The U.S. Department of Labor (DOL) is seeking public comments on proposed revisions to optional use forms that the Department’s Wage and Hour Division (WHD) uses to administer the Family and Medical Leave Act (FMLA).
The revisions, according to WHD, are designed to make the forms easier to understand for employers, leave administrators, healthcare providers, and employees seeking leave. The agency expects the changes to increase compliance with and administration of the law, as well as improve customer service. “Workers succeed when they know they don’t have to choose between taking care of themselves or a loved one, and keeping a job,” said Cheryl Stanton, WHD administrator. She further noted, “Proposing these changes to improve compliance under the Family and Medical Leave Act is a win for workers and employers. It’s an important step forward to meet the needs of the rapidly changing 21st century economy.”
The Department of Labor is especially interested in comments that:

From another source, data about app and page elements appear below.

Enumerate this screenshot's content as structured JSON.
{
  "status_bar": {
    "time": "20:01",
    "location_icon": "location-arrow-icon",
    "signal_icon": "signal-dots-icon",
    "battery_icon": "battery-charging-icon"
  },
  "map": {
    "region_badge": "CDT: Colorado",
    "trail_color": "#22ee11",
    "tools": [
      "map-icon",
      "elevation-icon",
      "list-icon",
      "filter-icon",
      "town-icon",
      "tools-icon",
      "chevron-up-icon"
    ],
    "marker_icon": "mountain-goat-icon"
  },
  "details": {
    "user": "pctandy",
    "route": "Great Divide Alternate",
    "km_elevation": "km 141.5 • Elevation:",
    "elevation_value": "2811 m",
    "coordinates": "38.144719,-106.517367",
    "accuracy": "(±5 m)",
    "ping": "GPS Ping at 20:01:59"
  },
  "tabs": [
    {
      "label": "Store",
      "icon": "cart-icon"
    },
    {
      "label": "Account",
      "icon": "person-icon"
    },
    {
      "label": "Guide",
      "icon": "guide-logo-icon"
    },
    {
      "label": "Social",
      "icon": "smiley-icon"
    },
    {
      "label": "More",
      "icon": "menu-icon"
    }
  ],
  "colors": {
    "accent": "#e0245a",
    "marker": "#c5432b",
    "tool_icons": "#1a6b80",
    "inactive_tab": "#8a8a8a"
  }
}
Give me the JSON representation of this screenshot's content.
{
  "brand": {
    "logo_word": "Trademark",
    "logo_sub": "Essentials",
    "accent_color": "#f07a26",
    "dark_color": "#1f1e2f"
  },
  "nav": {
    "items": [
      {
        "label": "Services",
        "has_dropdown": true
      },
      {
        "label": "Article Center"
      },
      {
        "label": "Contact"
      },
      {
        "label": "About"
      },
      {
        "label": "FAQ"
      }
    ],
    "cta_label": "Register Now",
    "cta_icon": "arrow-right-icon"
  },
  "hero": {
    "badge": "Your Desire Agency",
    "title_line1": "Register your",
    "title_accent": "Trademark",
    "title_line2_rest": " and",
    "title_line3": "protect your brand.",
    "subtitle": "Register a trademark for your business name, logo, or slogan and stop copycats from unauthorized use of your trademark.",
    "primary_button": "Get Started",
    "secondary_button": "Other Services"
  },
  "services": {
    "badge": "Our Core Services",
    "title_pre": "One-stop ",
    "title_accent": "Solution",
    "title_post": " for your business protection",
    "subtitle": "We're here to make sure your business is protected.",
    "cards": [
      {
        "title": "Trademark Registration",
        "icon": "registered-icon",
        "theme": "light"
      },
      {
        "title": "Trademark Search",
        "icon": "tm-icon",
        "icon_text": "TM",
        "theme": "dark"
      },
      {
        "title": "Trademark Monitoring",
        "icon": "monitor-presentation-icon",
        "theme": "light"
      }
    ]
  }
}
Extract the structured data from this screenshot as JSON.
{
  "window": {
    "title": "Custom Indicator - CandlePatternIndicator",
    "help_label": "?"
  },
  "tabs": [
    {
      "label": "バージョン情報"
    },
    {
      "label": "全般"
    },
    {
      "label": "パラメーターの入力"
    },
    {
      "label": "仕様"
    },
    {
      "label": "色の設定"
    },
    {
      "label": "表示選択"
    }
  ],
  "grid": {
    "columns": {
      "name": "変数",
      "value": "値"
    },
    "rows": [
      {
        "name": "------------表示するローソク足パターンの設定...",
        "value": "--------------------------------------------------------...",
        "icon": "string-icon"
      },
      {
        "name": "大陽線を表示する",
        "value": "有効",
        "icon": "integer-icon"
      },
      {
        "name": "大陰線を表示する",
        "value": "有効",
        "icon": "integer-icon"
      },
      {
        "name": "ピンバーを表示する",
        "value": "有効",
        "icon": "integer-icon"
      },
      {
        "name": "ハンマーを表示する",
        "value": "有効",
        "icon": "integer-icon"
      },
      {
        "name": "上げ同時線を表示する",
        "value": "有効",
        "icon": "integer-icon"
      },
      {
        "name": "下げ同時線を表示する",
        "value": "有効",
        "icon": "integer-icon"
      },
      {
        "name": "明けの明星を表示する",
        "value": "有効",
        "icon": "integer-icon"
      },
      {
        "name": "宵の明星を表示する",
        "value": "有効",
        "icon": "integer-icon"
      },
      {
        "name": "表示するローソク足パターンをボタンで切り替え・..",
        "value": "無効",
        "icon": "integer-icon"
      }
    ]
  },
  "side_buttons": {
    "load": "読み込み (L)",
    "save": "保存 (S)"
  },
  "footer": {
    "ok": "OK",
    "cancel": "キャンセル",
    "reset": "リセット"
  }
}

· Evaluate whether the proposed collection of information is necessary for the proper performance of the agency’s functions, including whether the information will have practical utility.
· Enhance the quality, utility, and clarity of the information to be collected.
· Evaluate the accuracy of the agency’s estimate of the burden of the proposed collection of information, including the validity of the methodology and assumptions used.
· Minimize the burden of the collection of information on those who are to respond, including through the use of appropriate automated, electronic, mechanical, or other technological collection techniques or other forms of information technology.
It is important to ensure that your employees at all levels understand FMLA and how it applies to them. Specifically, it requires private sector employers with more than 50 workers to provide up to 12 weeks of unpaid, job-protected leave during any 12-month period to eligible employees for certain family and medical reasons (for birth of a son or daughter and to care for the newborn child; for placement with the employee of a son or daughter for adoption or foster care; to care for the employee’s spouse, son, daughter, or parent with a serious health condition; because of a serious health condition that makes the employee unable to perform his or her job functions; and to address qualifying exigencies arising out of the deployment of the employee’s spouse, son, daughter, or parent to covered active duty in the military), and up to 26 weeks of unpaid, job-protected leave during a single 12-month period to care for a covered service member with a serious injury or illness who is the spouse, son, daughter, parent, or next of kin to the employee.
Read more from the Federal Register about the proposed changes here.